[Dataset rows for apps and sites]

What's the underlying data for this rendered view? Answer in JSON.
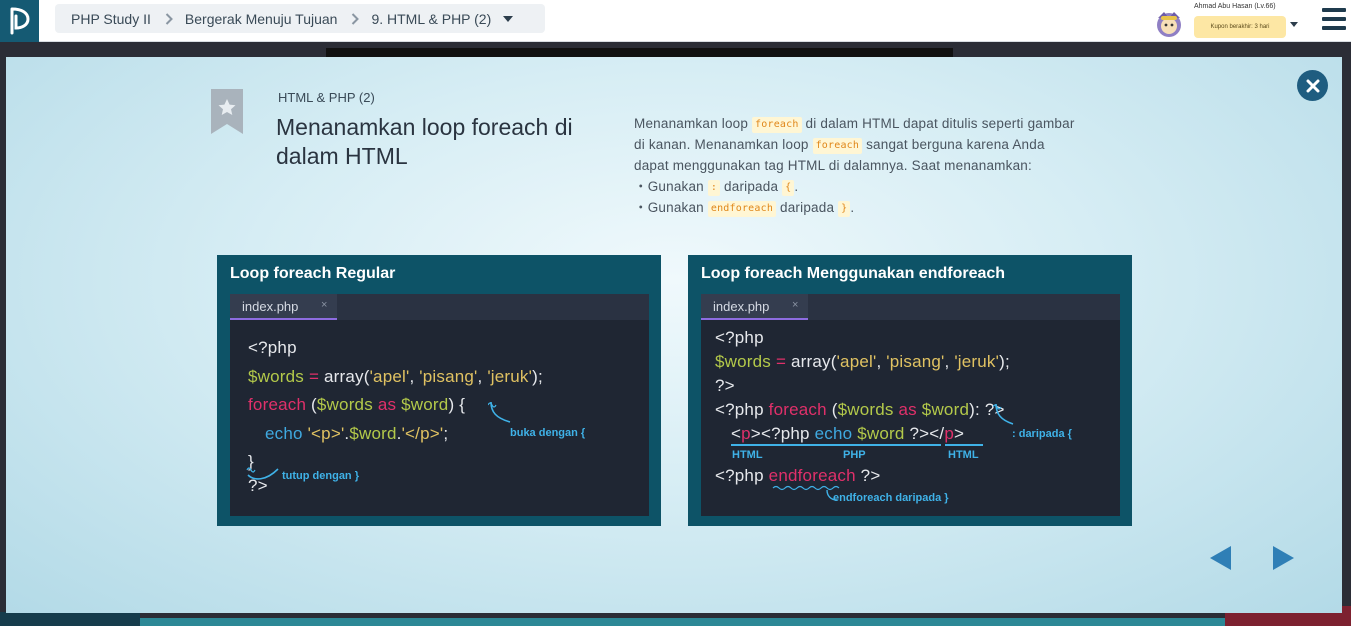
{
  "header": {
    "breadcrumb": {
      "course": "PHP Study II",
      "chapter": "Bergerak Menuju Tujuan",
      "lesson": "9. HTML & PHP (2)"
    },
    "user": {
      "name": "Ahmad Abu Hasan (Lv.66)",
      "coupon": "Kupon berakhir: 3 hari"
    }
  },
  "slide": {
    "label": "HTML & PHP (2)",
    "title_line1": "Menanamkan loop foreach di",
    "title_line2": "dalam HTML",
    "description": {
      "l1_a": "Menanamkan loop ",
      "l1_code": "foreach",
      "l1_b": " di dalam HTML dapat ditulis seperti gambar",
      "l2_a": "di kanan. Menanamkan loop ",
      "l2_code": "foreach",
      "l2_b": " sangat berguna karena Anda",
      "l3": "dapat menggunakan tag HTML di dalamnya. Saat menanamkan:",
      "b1_a": "・Gunakan ",
      "b1_code1": ":",
      "b1_b": " daripada ",
      "b1_code2": "{",
      "b1_c": ".",
      "b2_a": "・Gunakan ",
      "b2_code1": "endforeach",
      "b2_b": " daripada ",
      "b2_code2": "}",
      "b2_c": "."
    }
  },
  "panel_left": {
    "title": "Loop foreach Regular",
    "tab": "index.php",
    "tab_close": "×",
    "code": {
      "l1": "<?php",
      "l2_var": "$words",
      "l2_op": " = ",
      "l2_fn": "array(",
      "l2_s1": "'apel'",
      "l2_c1": ", ",
      "l2_s2": "'pisang'",
      "l2_c2": ", ",
      "l2_s3": "'jeruk'",
      "l2_end": ");",
      "l3_kw": "foreach",
      "l3_p1": " (",
      "l3_var1": "$words",
      "l3_as": " as ",
      "l3_var2": "$word",
      "l3_end": ") {",
      "l4_fn": "echo",
      "l4_s1": " '<p>'",
      "l4_dot1": ".",
      "l4_var": "$word",
      "l4_dot2": ".",
      "l4_s2": "'</p>'",
      "l4_end": ";",
      "l5": "}",
      "l6": "?>"
    },
    "ann_open": "buka dengan {",
    "ann_close": "tutup dengan }"
  },
  "panel_right": {
    "title": "Loop foreach Menggunakan endforeach",
    "tab": "index.php",
    "tab_close": "×",
    "code": {
      "l1": "<?php",
      "l2_var": "$words",
      "l2_op": " = ",
      "l2_fn": "array(",
      "l2_s1": "'apel'",
      "l2_c1": ", ",
      "l2_s2": "'pisang'",
      "l2_c2": ", ",
      "l2_s3": "'jeruk'",
      "l2_end": ");",
      "l3": "?>",
      "l4_open": "<?php ",
      "l4_kw": "foreach",
      "l4_p1": " (",
      "l4_var1": "$words",
      "l4_as": " as ",
      "l4_var2": "$word",
      "l4_end": "): ?>",
      "l5_t1a": "<",
      "l5_t1b": "p",
      "l5_t1c": ">",
      "l5_open": "<?php ",
      "l5_fn": "echo",
      "l5_sp": " ",
      "l5_var": "$word",
      "l5_close": " ?>",
      "l5_t2a": "</",
      "l5_t2b": "p",
      "l5_t2c": ">",
      "l6_open": "<?php ",
      "l6_kw": "endforeach",
      "l6_close": " ?>"
    },
    "label_html1": "HTML",
    "label_php": "PHP",
    "label_html2": "HTML",
    "ann_colon": ": daripada {",
    "ann_end": "endforeach daripada }"
  }
}
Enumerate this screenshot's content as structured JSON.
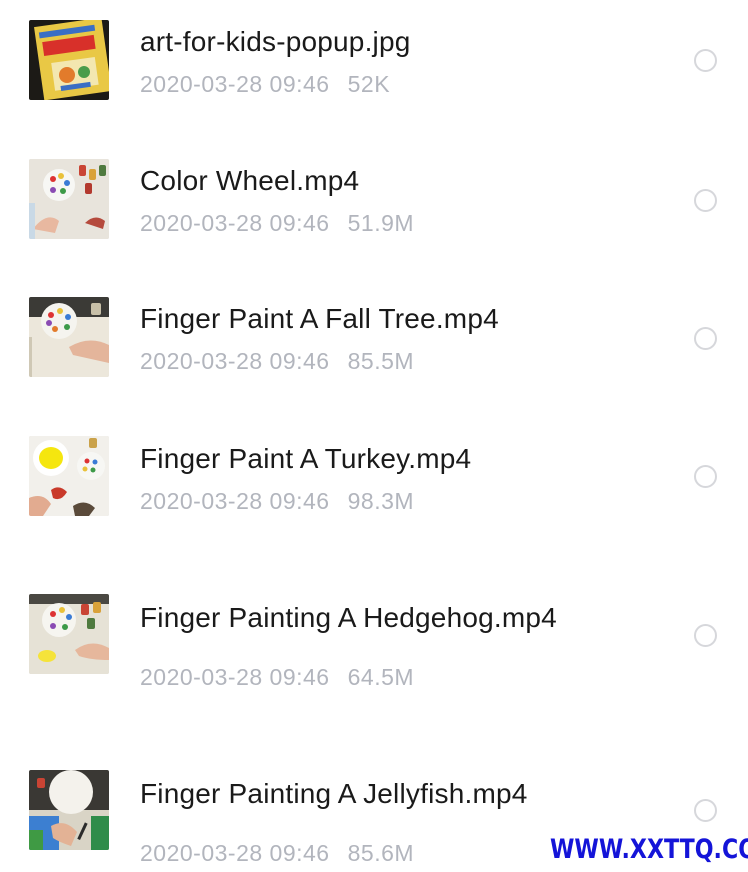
{
  "files": [
    {
      "name": "art-for-kids-popup.jpg",
      "date": "2020-03-28 09:46",
      "size": "52K",
      "thumbnail": "popup-book-cover-thumbnail"
    },
    {
      "name": "Color Wheel.mp4",
      "date": "2020-03-28 09:46",
      "size": "51.9M",
      "thumbnail": "paint-palette-hands-thumbnail"
    },
    {
      "name": "Finger Paint A Fall Tree.mp4",
      "date": "2020-03-28 09:46",
      "size": "85.5M",
      "thumbnail": "paint-palette-hand-thumbnail"
    },
    {
      "name": "Finger Paint A Turkey.mp4",
      "date": "2020-03-28 09:46",
      "size": "98.3M",
      "thumbnail": "yellow-paint-turkey-thumbnail"
    },
    {
      "name": "Finger Painting A Hedgehog.mp4",
      "date": "2020-03-28 09:46",
      "size": "64.5M",
      "thumbnail": "paint-palette-hedgehog-thumbnail"
    },
    {
      "name": "Finger Painting A Jellyfish.mp4",
      "date": "2020-03-28 09:46",
      "size": "85.6M",
      "thumbnail": "white-plate-jellyfish-thumbnail"
    }
  ],
  "watermark": "WWW.XXTTQ.COM",
  "colors": {
    "name_text": "#1a1a1a",
    "meta_text": "#b2b5bd",
    "radio_border": "#d6d7db",
    "watermark": "#1414d8"
  }
}
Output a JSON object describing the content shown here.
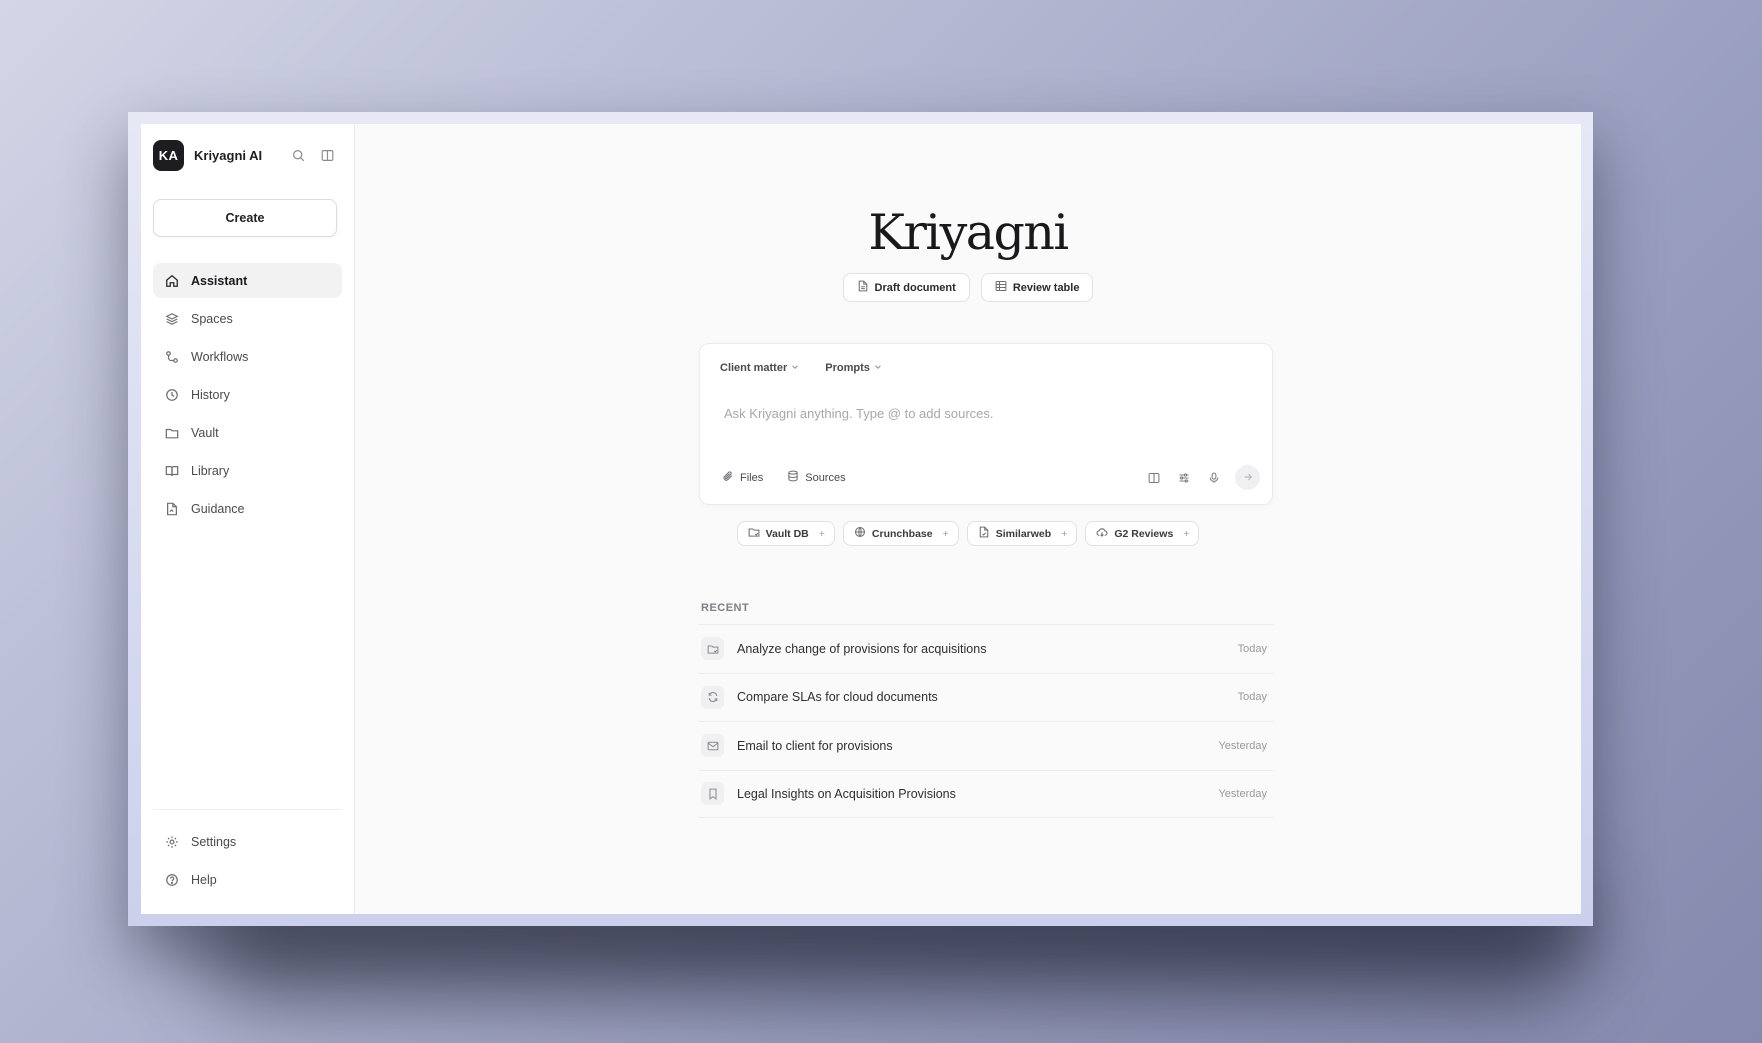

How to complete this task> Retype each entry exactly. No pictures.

Reply>
What's the underlying data for this rendered view? Answer in JSON.
{
  "header": {
    "breadcrumb": {
      "course": "PHP Study II",
      "chapter": "Bergerak Menuju Tujuan",
      "lesson": "9. HTML & PHP (2)"
    },
    "user": {
      "name": "Ahmad Abu Hasan (Lv.66)",
      "coupon": "Kupon berakhir: 3 hari"
    }
  },
  "slide": {
    "label": "HTML & PHP (2)",
    "title_line1": "Menanamkan loop foreach di",
    "title_line2": "dalam HTML",
    "description": {
      "l1_a": "Menanamkan loop ",
      "l1_code": "foreach",
      "l1_b": " di dalam HTML dapat ditulis seperti gambar",
      "l2_a": "di kanan. Menanamkan loop ",
      "l2_code": "foreach",
      "l2_b": " sangat berguna karena Anda",
      "l3": "dapat menggunakan tag HTML di dalamnya. Saat menanamkan:",
      "b1_a": "・Gunakan ",
      "b1_code1": ":",
      "b1_b": " daripada ",
      "b1_code2": "{",
      "b1_c": ".",
      "b2_a": "・Gunakan ",
      "b2_code1": "endforeach",
      "b2_b": " daripada ",
      "b2_code2": "}",
      "b2_c": "."
    }
  },
  "panel_left": {
    "title": "Loop foreach Regular",
    "tab": "index.php",
    "tab_close": "×",
    "code": {
      "l1": "<?php",
      "l2_var": "$words",
      "l2_op": " = ",
      "l2_fn": "array(",
      "l2_s1": "'apel'",
      "l2_c1": ", ",
      "l2_s2": "'pisang'",
      "l2_c2": ", ",
      "l2_s3": "'jeruk'",
      "l2_end": ");",
      "l3_kw": "foreach",
      "l3_p1": " (",
      "l3_var1": "$words",
      "l3_as": " as ",
      "l3_var2": "$word",
      "l3_end": ") {",
      "l4_fn": "echo",
      "l4_s1": " '<p>'",
      "l4_dot1": ".",
      "l4_var": "$word",
      "l4_dot2": ".",
      "l4_s2": "'</p>'",
      "l4_end": ";",
      "l5": "}",
      "l6": "?>"
    },
    "ann_open": "buka dengan {",
    "ann_close": "tutup dengan }"
  },
  "panel_right": {
    "title": "Loop foreach Menggunakan endforeach",
    "tab": "index.php",
    "tab_close": "×",
    "code": {
      "l1": "<?php",
      "l2_var": "$words",
      "l2_op": " = ",
      "l2_fn": "array(",
      "l2_s1": "'apel'",
      "l2_c1": ", ",
      "l2_s2": "'pisang'",
      "l2_c2": ", ",
      "l2_s3": "'jeruk'",
      "l2_end": ");",
      "l3": "?>",
      "l4_open": "<?php ",
      "l4_kw": "foreach",
      "l4_p1": " (",
      "l4_var1": "$words",
      "l4_as": " as ",
      "l4_var2": "$word",
      "l4_end": "): ?>",
      "l5_t1a": "<",
      "l5_t1b": "p",
      "l5_t1c": ">",
      "l5_open": "<?php ",
      "l5_fn": "echo",
      "l5_sp": " ",
      "l5_var": "$word",
      "l5_close": " ?>",
      "l5_t2a": "</",
      "l5_t2b": "p",
      "l5_t2c": ">",
      "l6_open": "<?php ",
      "l6_kw": "endforeach",
      "l6_close": " ?>"
    },
    "label_html1": "HTML",
    "label_php": "PHP",
    "label_html2": "HTML",
    "ann_colon": ": daripada {",
    "ann_end": "endforeach daripada }"
  }
}
Enumerate this screenshot's content as structured JSON.
{
  "files": [
    {
      "name": "art-for-kids-popup.jpg",
      "date": "2020-03-28 09:46",
      "size": "52K",
      "thumbnail": "popup-book-cover-thumbnail"
    },
    {
      "name": "Color Wheel.mp4",
      "date": "2020-03-28 09:46",
      "size": "51.9M",
      "thumbnail": "paint-palette-hands-thumbnail"
    },
    {
      "name": "Finger Paint A Fall Tree.mp4",
      "date": "2020-03-28 09:46",
      "size": "85.5M",
      "thumbnail": "paint-palette-hand-thumbnail"
    },
    {
      "name": "Finger Paint A Turkey.mp4",
      "date": "2020-03-28 09:46",
      "size": "98.3M",
      "thumbnail": "yellow-paint-turkey-thumbnail"
    },
    {
      "name": "Finger Painting A Hedgehog.mp4",
      "date": "2020-03-28 09:46",
      "size": "64.5M",
      "thumbnail": "paint-palette-hedgehog-thumbnail"
    },
    {
      "name": "Finger Painting A Jellyfish.mp4",
      "date": "2020-03-28 09:46",
      "size": "85.6M",
      "thumbnail": "white-plate-jellyfish-thumbnail"
    }
  ],
  "watermark": "WWW.XXTTQ.COM",
  "colors": {
    "name_text": "#1a1a1a",
    "meta_text": "#b2b5bd",
    "radio_border": "#d6d7db",
    "watermark": "#1414d8"
  }
}
Output a JSON object describing the content shown here.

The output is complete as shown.